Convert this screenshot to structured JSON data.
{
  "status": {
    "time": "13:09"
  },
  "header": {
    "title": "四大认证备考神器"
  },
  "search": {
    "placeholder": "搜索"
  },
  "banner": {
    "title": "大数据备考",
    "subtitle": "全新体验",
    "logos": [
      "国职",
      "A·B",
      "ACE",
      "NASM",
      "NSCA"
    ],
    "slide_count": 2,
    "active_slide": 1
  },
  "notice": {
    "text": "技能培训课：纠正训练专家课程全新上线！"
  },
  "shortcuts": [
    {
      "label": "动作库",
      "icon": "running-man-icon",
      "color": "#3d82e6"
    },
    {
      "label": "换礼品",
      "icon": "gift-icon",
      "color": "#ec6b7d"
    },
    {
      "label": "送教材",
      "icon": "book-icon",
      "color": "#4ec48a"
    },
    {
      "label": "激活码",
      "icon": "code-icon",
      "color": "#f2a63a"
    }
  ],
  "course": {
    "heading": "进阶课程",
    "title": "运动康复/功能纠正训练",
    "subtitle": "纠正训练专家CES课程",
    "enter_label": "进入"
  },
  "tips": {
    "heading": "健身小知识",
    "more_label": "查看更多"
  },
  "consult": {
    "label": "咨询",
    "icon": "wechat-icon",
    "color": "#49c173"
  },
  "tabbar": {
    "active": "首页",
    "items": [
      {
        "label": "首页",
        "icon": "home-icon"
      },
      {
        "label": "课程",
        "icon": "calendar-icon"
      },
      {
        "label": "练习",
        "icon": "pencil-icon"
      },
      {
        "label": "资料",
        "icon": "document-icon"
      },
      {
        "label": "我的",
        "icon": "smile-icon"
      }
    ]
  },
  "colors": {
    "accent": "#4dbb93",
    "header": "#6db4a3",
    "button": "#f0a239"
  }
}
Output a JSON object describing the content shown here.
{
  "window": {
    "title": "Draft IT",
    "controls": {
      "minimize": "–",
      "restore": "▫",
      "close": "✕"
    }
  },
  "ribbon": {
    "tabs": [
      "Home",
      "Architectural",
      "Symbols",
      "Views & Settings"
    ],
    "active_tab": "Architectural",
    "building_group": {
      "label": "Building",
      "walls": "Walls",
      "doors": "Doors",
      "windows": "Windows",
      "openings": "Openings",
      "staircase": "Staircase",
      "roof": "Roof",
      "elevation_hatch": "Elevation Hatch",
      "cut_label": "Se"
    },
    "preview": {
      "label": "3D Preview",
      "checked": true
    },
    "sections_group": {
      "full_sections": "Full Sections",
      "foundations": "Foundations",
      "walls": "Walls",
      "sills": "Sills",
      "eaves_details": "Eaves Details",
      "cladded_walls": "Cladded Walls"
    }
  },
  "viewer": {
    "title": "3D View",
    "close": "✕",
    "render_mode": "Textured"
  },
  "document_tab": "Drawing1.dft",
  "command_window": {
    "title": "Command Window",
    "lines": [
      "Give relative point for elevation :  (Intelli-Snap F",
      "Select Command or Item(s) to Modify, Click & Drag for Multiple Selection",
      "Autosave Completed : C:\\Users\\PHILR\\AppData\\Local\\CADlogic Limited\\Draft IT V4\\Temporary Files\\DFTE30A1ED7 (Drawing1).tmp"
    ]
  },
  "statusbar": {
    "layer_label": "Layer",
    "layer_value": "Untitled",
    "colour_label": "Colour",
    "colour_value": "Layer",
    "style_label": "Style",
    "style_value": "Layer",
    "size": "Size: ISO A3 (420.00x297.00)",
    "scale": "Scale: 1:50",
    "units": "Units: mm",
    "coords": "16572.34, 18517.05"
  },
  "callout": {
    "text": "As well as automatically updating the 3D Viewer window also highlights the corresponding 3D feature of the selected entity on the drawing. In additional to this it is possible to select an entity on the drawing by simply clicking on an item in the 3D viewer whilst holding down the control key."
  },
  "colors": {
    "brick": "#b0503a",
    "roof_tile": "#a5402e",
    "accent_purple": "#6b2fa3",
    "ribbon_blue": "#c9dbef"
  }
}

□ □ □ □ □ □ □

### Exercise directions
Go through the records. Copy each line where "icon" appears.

### Answer to this task
      "icon": "running-man-icon",
      "icon": "gift-icon",
      "icon": "book-icon",
      "icon": "code-icon",
    "icon": "wechat-icon",
        "icon": "home-icon"
        "icon": "calendar-icon"
        "icon": "pencil-icon"
        "icon": "document-icon"
        "icon": "smile-icon"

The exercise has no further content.